Stored entries
..........
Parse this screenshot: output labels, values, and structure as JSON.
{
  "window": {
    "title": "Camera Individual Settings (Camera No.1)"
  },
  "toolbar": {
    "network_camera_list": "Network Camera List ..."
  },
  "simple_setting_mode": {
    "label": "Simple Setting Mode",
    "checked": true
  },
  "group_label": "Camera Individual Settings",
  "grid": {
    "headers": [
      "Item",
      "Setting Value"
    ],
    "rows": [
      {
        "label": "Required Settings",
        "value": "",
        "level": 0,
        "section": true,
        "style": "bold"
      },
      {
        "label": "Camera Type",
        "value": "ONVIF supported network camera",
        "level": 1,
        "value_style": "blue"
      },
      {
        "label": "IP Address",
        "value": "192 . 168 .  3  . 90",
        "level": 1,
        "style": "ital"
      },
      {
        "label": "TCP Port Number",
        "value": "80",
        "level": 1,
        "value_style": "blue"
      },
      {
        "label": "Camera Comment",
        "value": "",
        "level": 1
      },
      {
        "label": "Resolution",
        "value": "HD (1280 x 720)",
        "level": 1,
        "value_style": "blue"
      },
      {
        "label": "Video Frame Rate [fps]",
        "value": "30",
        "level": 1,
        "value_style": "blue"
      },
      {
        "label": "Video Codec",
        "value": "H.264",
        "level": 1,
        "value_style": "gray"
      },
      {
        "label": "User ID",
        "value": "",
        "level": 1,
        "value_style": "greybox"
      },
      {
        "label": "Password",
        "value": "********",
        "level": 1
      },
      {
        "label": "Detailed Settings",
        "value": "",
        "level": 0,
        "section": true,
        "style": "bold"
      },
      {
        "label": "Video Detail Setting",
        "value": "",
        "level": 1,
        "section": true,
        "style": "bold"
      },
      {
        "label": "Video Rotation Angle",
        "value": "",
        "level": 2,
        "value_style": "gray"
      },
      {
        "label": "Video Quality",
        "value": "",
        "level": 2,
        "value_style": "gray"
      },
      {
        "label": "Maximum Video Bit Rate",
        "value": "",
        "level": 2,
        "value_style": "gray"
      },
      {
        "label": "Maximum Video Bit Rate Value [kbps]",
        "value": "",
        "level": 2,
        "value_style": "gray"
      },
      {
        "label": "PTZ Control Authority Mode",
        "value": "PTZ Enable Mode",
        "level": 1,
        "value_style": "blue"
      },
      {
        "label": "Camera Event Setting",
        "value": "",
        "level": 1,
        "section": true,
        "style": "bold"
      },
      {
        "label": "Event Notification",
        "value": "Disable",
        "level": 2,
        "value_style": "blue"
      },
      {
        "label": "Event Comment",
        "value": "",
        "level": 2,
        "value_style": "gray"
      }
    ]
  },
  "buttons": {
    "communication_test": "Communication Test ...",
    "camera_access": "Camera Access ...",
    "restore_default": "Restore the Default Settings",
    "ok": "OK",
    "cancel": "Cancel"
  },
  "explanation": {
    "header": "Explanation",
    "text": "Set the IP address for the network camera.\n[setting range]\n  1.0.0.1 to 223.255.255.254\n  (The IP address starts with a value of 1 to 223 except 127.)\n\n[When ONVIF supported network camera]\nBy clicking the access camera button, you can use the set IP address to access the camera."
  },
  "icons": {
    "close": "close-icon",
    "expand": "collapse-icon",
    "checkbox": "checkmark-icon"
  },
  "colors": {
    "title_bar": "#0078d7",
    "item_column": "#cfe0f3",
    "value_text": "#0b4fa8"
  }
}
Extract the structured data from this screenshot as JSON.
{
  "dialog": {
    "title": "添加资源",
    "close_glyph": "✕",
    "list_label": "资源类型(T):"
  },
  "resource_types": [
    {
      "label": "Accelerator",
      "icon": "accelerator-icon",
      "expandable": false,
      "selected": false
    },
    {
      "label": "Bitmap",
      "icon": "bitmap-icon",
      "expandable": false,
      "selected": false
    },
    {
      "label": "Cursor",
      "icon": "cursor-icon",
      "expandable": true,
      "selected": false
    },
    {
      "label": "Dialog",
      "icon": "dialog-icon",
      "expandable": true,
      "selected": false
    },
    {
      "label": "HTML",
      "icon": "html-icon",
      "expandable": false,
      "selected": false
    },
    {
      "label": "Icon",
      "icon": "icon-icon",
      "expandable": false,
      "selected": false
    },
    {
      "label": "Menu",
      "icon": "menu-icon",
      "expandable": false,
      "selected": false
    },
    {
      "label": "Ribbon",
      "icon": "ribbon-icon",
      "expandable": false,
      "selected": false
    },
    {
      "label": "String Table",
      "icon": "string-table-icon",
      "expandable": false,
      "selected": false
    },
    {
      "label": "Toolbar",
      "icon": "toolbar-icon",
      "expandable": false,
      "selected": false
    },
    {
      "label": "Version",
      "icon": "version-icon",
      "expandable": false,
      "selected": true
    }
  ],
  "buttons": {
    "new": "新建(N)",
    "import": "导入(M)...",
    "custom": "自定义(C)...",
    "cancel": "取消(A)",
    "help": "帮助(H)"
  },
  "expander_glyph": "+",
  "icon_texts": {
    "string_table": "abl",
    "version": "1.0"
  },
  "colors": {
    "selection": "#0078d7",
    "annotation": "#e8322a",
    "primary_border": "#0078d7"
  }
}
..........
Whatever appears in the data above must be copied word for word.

== OUTPUT OF THE TASK ==
Parse this screenshot: output labels, values, and structure as JSON.
{
  "window": {
    "title": "Camera Individual Settings (Camera No.1)"
  },
  "toolbar": {
    "network_camera_list": "Network Camera List ..."
  },
  "simple_setting_mode": {
    "label": "Simple Setting Mode",
    "checked": true
  },
  "group_label": "Camera Individual Settings",
  "grid": {
    "headers": [
      "Item",
      "Setting Value"
    ],
    "rows": [
      {
        "label": "Required Settings",
        "value": "",
        "level": 0,
        "section": true,
        "style": "bold"
      },
      {
        "label": "Camera Type",
        "value": "ONVIF supported network camera",
        "level": 1,
        "value_style": "blue"
      },
      {
        "label": "IP Address",
        "value": "192 . 168 .  3  . 90",
        "level": 1,
        "style": "ital"
      },
      {
        "label": "TCP Port Number",
        "value": "80",
        "level": 1,
        "value_style": "blue"
      },
      {
        "label": "Camera Comment",
        "value": "",
        "level": 1
      },
      {
        "label": "Resolution",
        "value": "HD (1280 x 720)",
        "level": 1,
        "value_style": "blue"
      },
      {
        "label": "Video Frame Rate [fps]",
        "value": "30",
        "level": 1,
        "value_style": "blue"
      },
      {
        "label": "Video Codec",
        "value": "H.264",
        "level": 1,
        "value_style": "gray"
      },
      {
        "label": "User ID",
        "value": "",
        "level": 1,
        "value_style": "greybox"
      },
      {
        "label": "Password",
        "value": "********",
        "level": 1
      },
      {
        "label": "Detailed Settings",
        "value": "",
        "level": 0,
        "section": true,
        "style": "bold"
      },
      {
        "label": "Video Detail Setting",
        "value": "",
        "level": 1,
        "section": true,
        "style": "bold"
      },
      {
        "label": "Video Rotation Angle",
        "value": "",
        "level": 2,
        "value_style": "gray"
      },
      {
        "label": "Video Quality",
        "value": "",
        "level": 2,
        "value_style": "gray"
      },
      {
        "label": "Maximum Video Bit Rate",
        "value": "",
        "level": 2,
        "value_style": "gray"
      },
      {
        "label": "Maximum Video Bit Rate Value [kbps]",
        "value": "",
        "level": 2,
        "value_style": "gray"
      },
      {
        "label": "PTZ Control Authority Mode",
        "value": "PTZ Enable Mode",
        "level": 1,
        "value_style": "blue"
      },
      {
        "label": "Camera Event Setting",
        "value": "",
        "level": 1,
        "section": true,
        "style": "bold"
      },
      {
        "label": "Event Notification",
        "value": "Disable",
        "level": 2,
        "value_style": "blue"
      },
      {
        "label": "Event Comment",
        "value": "",
        "level": 2,
        "value_style": "gray"
      }
    ]
  },
  "buttons": {
    "communication_test": "Communication Test ...",
    "camera_access": "Camera Access ...",
    "restore_default": "Restore the Default Settings",
    "ok": "OK",
    "cancel": "Cancel"
  },
  "explanation": {
    "header": "Explanation",
    "text": "Set the IP address for the network camera.\n[setting range]\n  1.0.0.1 to 223.255.255.254\n  (The IP address starts with a value of 1 to 223 except 127.)\n\n[When ONVIF supported network camera]\nBy clicking the access camera button, you can use the set IP address to access the camera."
  },
  "icons": {
    "close": "close-icon",
    "expand": "collapse-icon",
    "checkbox": "checkmark-icon"
  },
  "colors": {
    "title_bar": "#0078d7",
    "item_column": "#cfe0f3",
    "value_text": "#0b4fa8"
  }
}
Extract the structured data from this screenshot as JSON.
{
  "dialog": {
    "title": "添加资源",
    "close_glyph": "✕",
    "list_label": "资源类型(T):"
  },
  "resource_types": [
    {
      "label": "Accelerator",
      "icon": "accelerator-icon",
      "expandable": false,
      "selected": false
    },
    {
      "label": "Bitmap",
      "icon": "bitmap-icon",
      "expandable": false,
      "selected": false
    },
    {
      "label": "Cursor",
      "icon": "cursor-icon",
      "expandable": true,
      "selected": false
    },
    {
      "label": "Dialog",
      "icon": "dialog-icon",
      "expandable": true,
      "selected": false
    },
    {
      "label": "HTML",
      "icon": "html-icon",
      "expandable": false,
      "selected": false
    },
    {
      "label": "Icon",
      "icon": "icon-icon",
      "expandable": false,
      "selected": false
    },
    {
      "label": "Menu",
      "icon": "menu-icon",
      "expandable": false,
      "selected": false
    },
    {
      "label": "Ribbon",
      "icon": "ribbon-icon",
      "expandable": false,
      "selected": false
    },
    {
      "label": "String Table",
      "icon": "string-table-icon",
      "expandable": false,
      "selected": false
    },
    {
      "label": "Toolbar",
      "icon": "toolbar-icon",
      "expandable": false,
      "selected": false
    },
    {
      "label": "Version",
      "icon": "version-icon",
      "expandable": false,
      "selected": true
    }
  ],
  "buttons": {
    "new": "新建(N)",
    "import": "导入(M)...",
    "custom": "自定义(C)...",
    "cancel": "取消(A)",
    "help": "帮助(H)"
  },
  "expander_glyph": "+",
  "icon_texts": {
    "string_table": "abl",
    "version": "1.0"
  },
  "colors": {
    "selection": "#0078d7",
    "annotation": "#e8322a",
    "primary_border": "#0078d7"
  }
}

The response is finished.